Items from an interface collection

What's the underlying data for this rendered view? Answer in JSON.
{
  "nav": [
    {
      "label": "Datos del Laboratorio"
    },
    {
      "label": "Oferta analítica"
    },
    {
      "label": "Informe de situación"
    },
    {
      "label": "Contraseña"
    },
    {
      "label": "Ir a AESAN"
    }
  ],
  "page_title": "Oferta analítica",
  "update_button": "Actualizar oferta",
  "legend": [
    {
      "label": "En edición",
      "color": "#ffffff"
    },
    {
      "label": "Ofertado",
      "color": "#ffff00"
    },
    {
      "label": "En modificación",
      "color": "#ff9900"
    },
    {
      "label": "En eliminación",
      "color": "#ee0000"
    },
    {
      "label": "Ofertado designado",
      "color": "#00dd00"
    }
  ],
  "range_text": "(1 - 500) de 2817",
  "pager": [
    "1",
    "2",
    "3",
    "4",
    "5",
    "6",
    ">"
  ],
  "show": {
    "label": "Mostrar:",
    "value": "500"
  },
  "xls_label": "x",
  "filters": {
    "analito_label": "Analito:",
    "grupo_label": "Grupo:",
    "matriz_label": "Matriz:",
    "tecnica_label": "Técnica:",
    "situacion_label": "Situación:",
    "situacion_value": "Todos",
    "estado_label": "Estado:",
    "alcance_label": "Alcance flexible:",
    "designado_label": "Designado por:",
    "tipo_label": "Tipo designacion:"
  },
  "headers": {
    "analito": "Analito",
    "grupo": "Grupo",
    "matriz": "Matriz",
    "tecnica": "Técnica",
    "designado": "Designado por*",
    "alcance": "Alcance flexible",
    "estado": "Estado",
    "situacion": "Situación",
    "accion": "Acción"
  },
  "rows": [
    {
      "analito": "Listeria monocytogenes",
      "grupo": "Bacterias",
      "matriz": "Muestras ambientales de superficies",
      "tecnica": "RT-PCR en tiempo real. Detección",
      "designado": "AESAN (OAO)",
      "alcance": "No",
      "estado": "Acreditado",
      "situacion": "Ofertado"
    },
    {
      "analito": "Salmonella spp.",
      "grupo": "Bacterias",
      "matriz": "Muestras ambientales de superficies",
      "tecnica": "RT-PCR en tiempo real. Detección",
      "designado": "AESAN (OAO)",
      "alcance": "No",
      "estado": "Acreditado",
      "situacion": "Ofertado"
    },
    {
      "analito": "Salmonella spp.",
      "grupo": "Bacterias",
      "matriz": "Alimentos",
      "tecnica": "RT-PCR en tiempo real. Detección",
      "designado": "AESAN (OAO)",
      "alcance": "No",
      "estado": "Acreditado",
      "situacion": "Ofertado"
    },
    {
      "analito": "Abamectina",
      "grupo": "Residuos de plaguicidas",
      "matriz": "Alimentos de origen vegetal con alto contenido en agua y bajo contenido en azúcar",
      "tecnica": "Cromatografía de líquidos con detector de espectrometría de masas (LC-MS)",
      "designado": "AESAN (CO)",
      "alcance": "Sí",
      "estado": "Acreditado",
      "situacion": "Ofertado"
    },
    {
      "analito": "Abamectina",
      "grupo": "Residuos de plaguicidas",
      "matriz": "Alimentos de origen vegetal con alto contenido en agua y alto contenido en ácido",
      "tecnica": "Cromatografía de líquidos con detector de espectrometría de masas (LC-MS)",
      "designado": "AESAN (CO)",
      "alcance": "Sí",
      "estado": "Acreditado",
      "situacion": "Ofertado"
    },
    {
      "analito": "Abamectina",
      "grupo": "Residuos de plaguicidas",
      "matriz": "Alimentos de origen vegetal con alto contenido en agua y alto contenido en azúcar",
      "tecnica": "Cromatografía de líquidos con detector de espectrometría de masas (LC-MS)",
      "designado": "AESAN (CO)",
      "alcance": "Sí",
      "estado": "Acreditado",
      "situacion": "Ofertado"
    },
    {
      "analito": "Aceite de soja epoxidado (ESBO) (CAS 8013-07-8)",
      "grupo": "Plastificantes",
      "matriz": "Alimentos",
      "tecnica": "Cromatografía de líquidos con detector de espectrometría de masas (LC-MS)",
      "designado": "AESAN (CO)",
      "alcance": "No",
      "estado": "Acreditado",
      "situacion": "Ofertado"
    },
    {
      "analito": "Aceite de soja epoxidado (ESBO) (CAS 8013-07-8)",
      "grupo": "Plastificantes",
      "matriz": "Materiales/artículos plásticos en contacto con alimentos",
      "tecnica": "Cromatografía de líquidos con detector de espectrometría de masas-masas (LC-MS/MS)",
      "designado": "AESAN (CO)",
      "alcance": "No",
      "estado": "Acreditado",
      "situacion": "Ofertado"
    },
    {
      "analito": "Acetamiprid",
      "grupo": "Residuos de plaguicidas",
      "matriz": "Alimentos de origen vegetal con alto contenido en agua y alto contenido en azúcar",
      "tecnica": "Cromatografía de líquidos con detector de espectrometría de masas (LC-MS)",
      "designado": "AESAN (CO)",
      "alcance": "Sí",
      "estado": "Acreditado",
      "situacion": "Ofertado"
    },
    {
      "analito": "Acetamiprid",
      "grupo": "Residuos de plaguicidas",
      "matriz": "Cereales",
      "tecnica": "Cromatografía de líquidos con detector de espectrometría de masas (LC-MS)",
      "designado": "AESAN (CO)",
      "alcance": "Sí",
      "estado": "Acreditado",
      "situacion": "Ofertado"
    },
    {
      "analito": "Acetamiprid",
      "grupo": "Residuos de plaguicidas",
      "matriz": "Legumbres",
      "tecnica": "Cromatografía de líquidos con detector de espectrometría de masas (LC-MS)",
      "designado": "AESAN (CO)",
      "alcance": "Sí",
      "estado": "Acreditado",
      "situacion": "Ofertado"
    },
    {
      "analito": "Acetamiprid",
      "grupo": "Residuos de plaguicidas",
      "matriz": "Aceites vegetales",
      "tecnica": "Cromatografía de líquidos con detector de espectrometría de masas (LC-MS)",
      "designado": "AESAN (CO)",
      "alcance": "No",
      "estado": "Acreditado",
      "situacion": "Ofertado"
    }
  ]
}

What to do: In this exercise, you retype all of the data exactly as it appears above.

Exercise answer:
What's the underlying data for this rendered view? Answer in JSON.
{
  "nav": [
    {
      "label": "Datos del Laboratorio"
    },
    {
      "label": "Oferta analítica"
    },
    {
      "label": "Informe de situación"
    },
    {
      "label": "Contraseña"
    },
    {
      "label": "Ir a AESAN"
    }
  ],
  "page_title": "Oferta analítica",
  "update_button": "Actualizar oferta",
  "legend": [
    {
      "label": "En edición",
      "color": "#ffffff"
    },
    {
      "label": "Ofertado",
      "color": "#ffff00"
    },
    {
      "label": "En modificación",
      "color": "#ff9900"
    },
    {
      "label": "En eliminación",
      "color": "#ee0000"
    },
    {
      "label": "Ofertado designado",
      "color": "#00dd00"
    }
  ],
  "range_text": "(1 - 500) de 2817",
  "pager": [
    "1",
    "2",
    "3",
    "4",
    "5",
    "6",
    ">"
  ],
  "show": {
    "label": "Mostrar:",
    "value": "500"
  },
  "xls_label": "x",
  "filters": {
    "analito_label": "Analito:",
    "grupo_label": "Grupo:",
    "matriz_label": "Matriz:",
    "tecnica_label": "Técnica:",
    "situacion_label": "Situación:",
    "situacion_value": "Todos",
    "estado_label": "Estado:",
    "alcance_label": "Alcance flexible:",
    "designado_label": "Designado por:",
    "tipo_label": "Tipo designacion:"
  },
  "headers": {
    "analito": "Analito",
    "grupo": "Grupo",
    "matriz": "Matriz",
    "tecnica": "Técnica",
    "designado": "Designado por*",
    "alcance": "Alcance flexible",
    "estado": "Estado",
    "situacion": "Situación",
    "accion": "Acción"
  },
  "rows": [
    {
      "analito": "Listeria monocytogenes",
      "grupo": "Bacterias",
      "matriz": "Muestras ambientales de superficies",
      "tecnica": "RT-PCR en tiempo real. Detección",
      "designado": "AESAN (OAO)",
      "alcance": "No",
      "estado": "Acreditado",
      "situacion": "Ofertado"
    },
    {
      "analito": "Salmonella spp.",
      "grupo": "Bacterias",
      "matriz": "Muestras ambientales de superficies",
      "tecnica": "RT-PCR en tiempo real. Detección",
      "designado": "AESAN (OAO)",
      "alcance": "No",
      "estado": "Acreditado",
      "situacion": "Ofertado"
    },
    {
      "analito": "Salmonella spp.",
      "grupo": "Bacterias",
      "matriz": "Alimentos",
      "tecnica": "RT-PCR en tiempo real. Detección",
      "designado": "AESAN (OAO)",
      "alcance": "No",
      "estado": "Acreditado",
      "situacion": "Ofertado"
    },
    {
      "analito": "Abamectina",
      "grupo": "Residuos de plaguicidas",
      "matriz": "Alimentos de origen vegetal con alto contenido en agua y bajo contenido en azúcar",
      "tecnica": "Cromatografía de líquidos con detector de espectrometría de masas (LC-MS)",
      "designado": "AESAN (CO)",
      "alcance": "Sí",
      "estado": "Acreditado",
      "situacion": "Ofertado"
    },
    {
      "analito": "Abamectina",
      "grupo": "Residuos de plaguicidas",
      "matriz": "Alimentos de origen vegetal con alto contenido en agua y alto contenido en ácido",
      "tecnica": "Cromatografía de líquidos con detector de espectrometría de masas (LC-MS)",
      "designado": "AESAN (CO)",
      "alcance": "Sí",
      "estado": "Acreditado",
      "situacion": "Ofertado"
    },
    {
      "analito": "Abamectina",
      "grupo": "Residuos de plaguicidas",
      "matriz": "Alimentos de origen vegetal con alto contenido en agua y alto contenido en azúcar",
      "tecnica": "Cromatografía de líquidos con detector de espectrometría de masas (LC-MS)",
      "designado": "AESAN (CO)",
      "alcance": "Sí",
      "estado": "Acreditado",
      "situacion": "Ofertado"
    },
    {
      "analito": "Aceite de soja epoxidado (ESBO) (CAS 8013-07-8)",
      "grupo": "Plastificantes",
      "matriz": "Alimentos",
      "tecnica": "Cromatografía de líquidos con detector de espectrometría de masas (LC-MS)",
      "designado": "AESAN (CO)",
      "alcance": "No",
      "estado": "Acreditado",
      "situacion": "Ofertado"
    },
    {
      "analito": "Aceite de soja epoxidado (ESBO) (CAS 8013-07-8)",
      "grupo": "Plastificantes",
      "matriz": "Materiales/artículos plásticos en contacto con alimentos",
      "tecnica": "Cromatografía de líquidos con detector de espectrometría de masas-masas (LC-MS/MS)",
      "designado": "AESAN (CO)",
      "alcance": "No",
      "estado": "Acreditado",
      "situacion": "Ofertado"
    },
    {
      "analito": "Acetamiprid",
      "grupo": "Residuos de plaguicidas",
      "matriz": "Alimentos de origen vegetal con alto contenido en agua y alto contenido en azúcar",
      "tecnica": "Cromatografía de líquidos con detector de espectrometría de masas (LC-MS)",
      "designado": "AESAN (CO)",
      "alcance": "Sí",
      "estado": "Acreditado",
      "situacion": "Ofertado"
    },
    {
      "analito": "Acetamiprid",
      "grupo": "Residuos de plaguicidas",
      "matriz": "Cereales",
      "tecnica": "Cromatografía de líquidos con detector de espectrometría de masas (LC-MS)",
      "designado": "AESAN (CO)",
      "alcance": "Sí",
      "estado": "Acreditado",
      "situacion": "Ofertado"
    },
    {
      "analito": "Acetamiprid",
      "grupo": "Residuos de plaguicidas",
      "matriz": "Legumbres",
      "tecnica": "Cromatografía de líquidos con detector de espectrometría de masas (LC-MS)",
      "designado": "AESAN (CO)",
      "alcance": "Sí",
      "estado": "Acreditado",
      "situacion": "Ofertado"
    },
    {
      "analito": "Acetamiprid",
      "grupo": "Residuos de plaguicidas",
      "matriz": "Aceites vegetales",
      "tecnica": "Cromatografía de líquidos con detector de espectrometría de masas (LC-MS)",
      "designado": "AESAN (CO)",
      "alcance": "No",
      "estado": "Acreditado",
      "situacion": "Ofertado"
    }
  ]
}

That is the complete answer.